Advocate for ban says state-backed Chinese companies can underbid domestic competition and drive them out of business

A MARC commuter train leaves a station in Brunswick, Md. (CQ Roll Call file photo)

The White House wants China to stay out of the U.S. mass transit business, whether it’s bus transit or passenger rail.

In a statement of policy before the House and Senate get together in a conference committee to work out their differences in a wide-ranging Pentagon policy bill, the White House said it supports a Senate provision that would bar federal transit funds from being used to buy transit vehicles manufactured by state-owned or state-controlled enterprises, including those from China.

Child care centers, cybersecurity facility among Pentagon projects delayed for wall
Funds diverted from military construction to border barriers under Trump's emergency declaration

A section of border barrier stretches through the Rio Grande Valley sector of the Texas-Mexico border. (Jinitzail Hernández/CQ Roll Call)

Pentagon officials briefed lawmakers Wednesday on which military construction projects previously approved by Congress would be delayed so the Trump administration can instead use the money to pay for barriers along the U.S.-Mexico border.

The list includes child care centers, roads, at least one cybersecurity facility and more, members of Congress said in statements. A copy of the list provided to CQ Roll Call by a congressional office also includes facilities at military bases hit by hurricanes, such as Tyndall Air Force Base in Florida, as well as school construction.

The Comptroller of the Currency
Fintech Beat, Episode 17

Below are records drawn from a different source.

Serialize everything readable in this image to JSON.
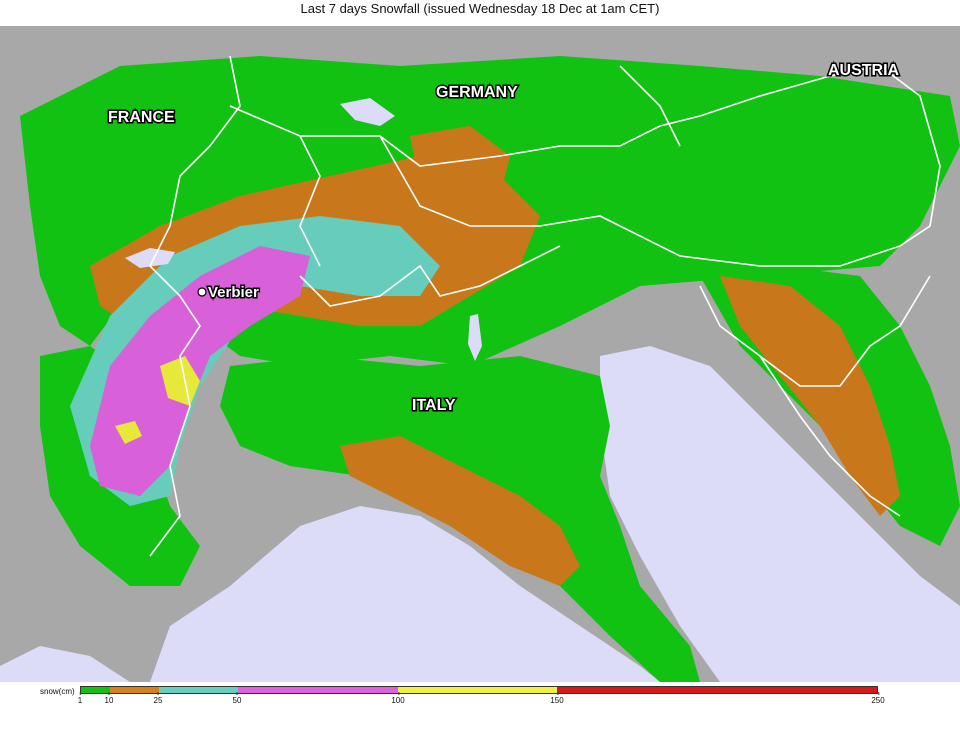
{
  "title": "Last 7 days Snowfall (issued Wednesday 18 Dec at 1am CET)",
  "map": {
    "labels": {
      "france": "FRANCE",
      "germany": "GERMANY",
      "austria": "AUSTRIA",
      "italy": "ITALY",
      "verbier": "Verbier"
    },
    "colors": {
      "terrain": "#a8a8a8",
      "sea": "#dcdcf8",
      "snow_1_10": "#12c212",
      "snow_10_25": "#c8781a",
      "snow_25_50": "#66ccbb",
      "snow_50_100": "#d860d8",
      "snow_100_150": "#e8e83a",
      "snow_150_250": "#d01818",
      "borders": "#ffffff"
    }
  },
  "legend": {
    "unit_label": "snow(cm)",
    "ticks": [
      "1",
      "10",
      "25",
      "50",
      "100",
      "150",
      "250"
    ],
    "segments": [
      {
        "from": 1,
        "to": 10,
        "color": "#12c212"
      },
      {
        "from": 10,
        "to": 25,
        "color": "#d8801a"
      },
      {
        "from": 25,
        "to": 50,
        "color": "#66d0c0"
      },
      {
        "from": 50,
        "to": 100,
        "color": "#e060e0"
      },
      {
        "from": 100,
        "to": 150,
        "color": "#f0f040"
      },
      {
        "from": 150,
        "to": 250,
        "color": "#d81818"
      }
    ]
  }
}
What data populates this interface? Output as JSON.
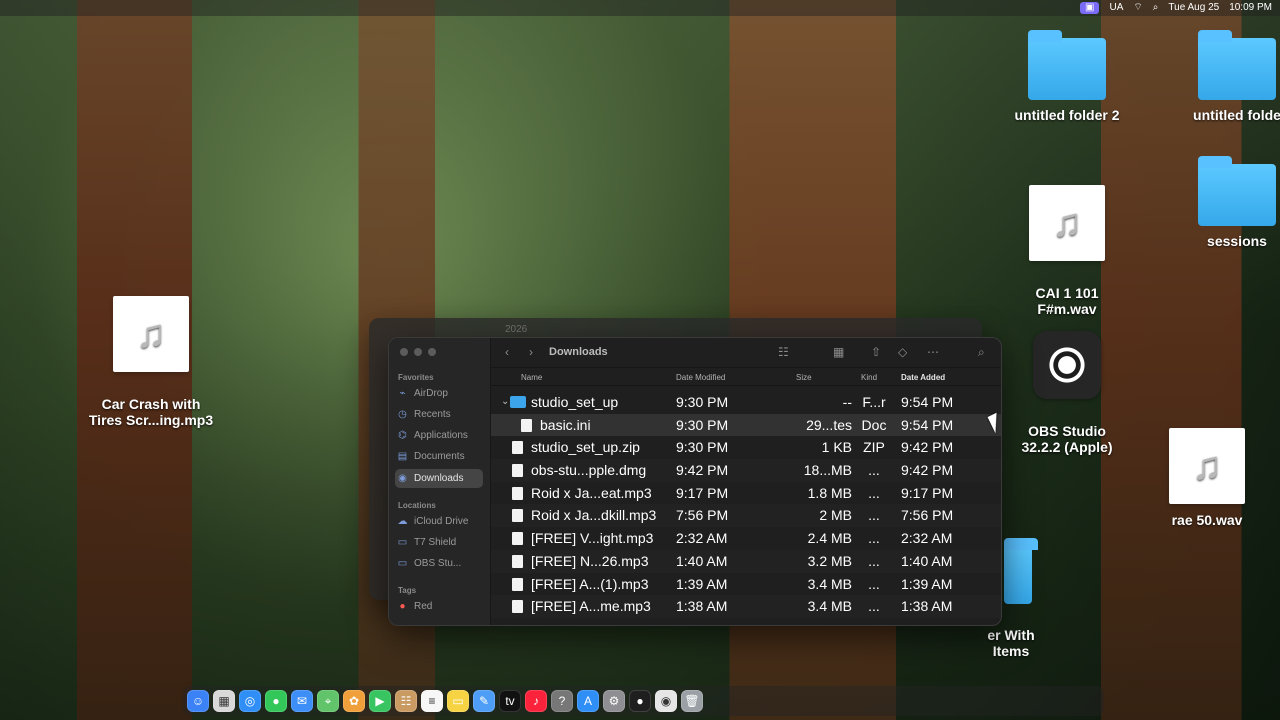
{
  "menubar": {
    "apple": "",
    "status": [
      "UA",
      "Tue Aug 25",
      "10:09 PM"
    ]
  },
  "desktop": {
    "items": [
      {
        "name": "untitled folder 2",
        "icon": "folder"
      },
      {
        "name": "untitled folde",
        "icon": "folder"
      },
      {
        "name": "CAI 1 101\nF#m.wav",
        "icon": "audio"
      },
      {
        "name": "sessions",
        "icon": "folder"
      },
      {
        "name": "Car Crash with\nTires Scr...ing.mp3",
        "icon": "audio"
      },
      {
        "name": "OBS Studio\n32.2.2 (Apple)",
        "icon": "obs"
      },
      {
        "name": "rae 50.wav",
        "icon": "audio"
      },
      {
        "name": "er With\nItems",
        "icon": "folder"
      }
    ]
  },
  "finder": {
    "title": "Downloads",
    "back_title": "2026",
    "sidebar": {
      "favorites_label": "Favorites",
      "locations_label": "Locations",
      "tags_label": "Tags",
      "favorites": [
        {
          "label": "AirDrop",
          "icon": "airdrop-icon"
        },
        {
          "label": "Recents",
          "icon": "clock-icon"
        },
        {
          "label": "Applications",
          "icon": "applications-icon"
        },
        {
          "label": "Documents",
          "icon": "document-icon"
        },
        {
          "label": "Downloads",
          "icon": "download-icon"
        }
      ],
      "locations": [
        {
          "label": "iCloud Drive",
          "icon": "cloud-icon"
        },
        {
          "label": "T7 Shield",
          "icon": "drive-icon"
        },
        {
          "label": "OBS Stu...",
          "icon": "drive-icon"
        }
      ],
      "tags": [
        {
          "label": "Red",
          "color": "#ff5a52"
        }
      ]
    },
    "columns": {
      "name": "Name",
      "date_modified": "Date Modified",
      "size": "Size",
      "kind": "Kind",
      "date_added": "Date Added"
    },
    "files": [
      {
        "name": "studio_set_up",
        "date": "9:30 PM",
        "size": "--",
        "kind": "F...r",
        "added": "9:54 PM",
        "type": "folder",
        "disclosure": "⌄"
      },
      {
        "name": "basic.ini",
        "date": "9:30 PM",
        "size": "29...tes",
        "kind": "Doc",
        "added": "9:54 PM",
        "type": "file"
      },
      {
        "name": "studio_set_up.zip",
        "date": "9:30 PM",
        "size": "1 KB",
        "kind": "ZIP",
        "added": "9:42 PM",
        "type": "file"
      },
      {
        "name": "obs-stu...pple.dmg",
        "date": "9:42 PM",
        "size": "18...MB",
        "kind": "...",
        "added": "9:42 PM",
        "type": "file"
      },
      {
        "name": "Roid x Ja...eat.mp3",
        "date": "9:17 PM",
        "size": "1.8 MB",
        "kind": "...",
        "added": "9:17 PM",
        "type": "audio"
      },
      {
        "name": "Roid x Ja...dkill.mp3",
        "date": "7:56 PM",
        "size": "2 MB",
        "kind": "...",
        "added": "7:56 PM",
        "type": "audio"
      },
      {
        "name": "[FREE] V...ight.mp3",
        "date": "2:32 AM",
        "size": "2.4 MB",
        "kind": "...",
        "added": "2:32 AM",
        "type": "audio"
      },
      {
        "name": "[FREE] N...26.mp3",
        "date": "1:40 AM",
        "size": "3.2 MB",
        "kind": "...",
        "added": "1:40 AM",
        "type": "audio"
      },
      {
        "name": "[FREE] A...(1).mp3",
        "date": "1:39 AM",
        "size": "3.4 MB",
        "kind": "...",
        "added": "1:39 AM",
        "type": "audio"
      },
      {
        "name": "[FREE] A...me.mp3",
        "date": "1:38 AM",
        "size": "3.4 MB",
        "kind": "...",
        "added": "1:38 AM",
        "type": "audio"
      }
    ]
  },
  "dock": {
    "apps": [
      {
        "name": "finder",
        "symbol": "☺",
        "color": "#3b82f6"
      },
      {
        "name": "launchpad",
        "symbol": "▦",
        "color": "#d9d9d9"
      },
      {
        "name": "safari",
        "symbol": "◎",
        "color": "#2f8ff7"
      },
      {
        "name": "messages",
        "symbol": "●",
        "color": "#33c759"
      },
      {
        "name": "mail",
        "symbol": "✉",
        "color": "#3d8ef7"
      },
      {
        "name": "maps",
        "symbol": "⌖",
        "color": "#61c46a"
      },
      {
        "name": "photos",
        "symbol": "✿",
        "color": "#f0a03a"
      },
      {
        "name": "facetime",
        "symbol": "▶",
        "color": "#38c460"
      },
      {
        "name": "contacts",
        "symbol": "☷",
        "color": "#c99b63"
      },
      {
        "name": "reminders",
        "symbol": "≡",
        "color": "#f7f7f7"
      },
      {
        "name": "notes",
        "symbol": "▭",
        "color": "#f5d342"
      },
      {
        "name": "freeform",
        "symbol": "✎",
        "color": "#4e9ef8"
      },
      {
        "name": "tv",
        "symbol": "tv",
        "color": "#111111"
      },
      {
        "name": "music",
        "symbol": "♪",
        "color": "#fa233b"
      },
      {
        "name": "unknown",
        "symbol": "?",
        "color": "#777777"
      },
      {
        "name": "app-store",
        "symbol": "A",
        "color": "#2f8ff7"
      },
      {
        "name": "settings",
        "symbol": "⚙",
        "color": "#8e8e93"
      },
      {
        "name": "obs",
        "symbol": "●",
        "color": "#1f1f1f"
      },
      {
        "name": "chrome",
        "symbol": "◉",
        "color": "#e6e6e6"
      },
      {
        "name": "trash",
        "symbol": "🗑",
        "color": "#9aa0a6"
      }
    ]
  }
}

Joseph Otting, Comptroller of the Currency, prepares to testify during a House Financial Services Committee hearing in Rayburn Building titled "Financial Industry Regulation: the Office of the Comptroller of the Currency," on June 13, 2018. (Photo By Tom Williams/CQ Roll Call)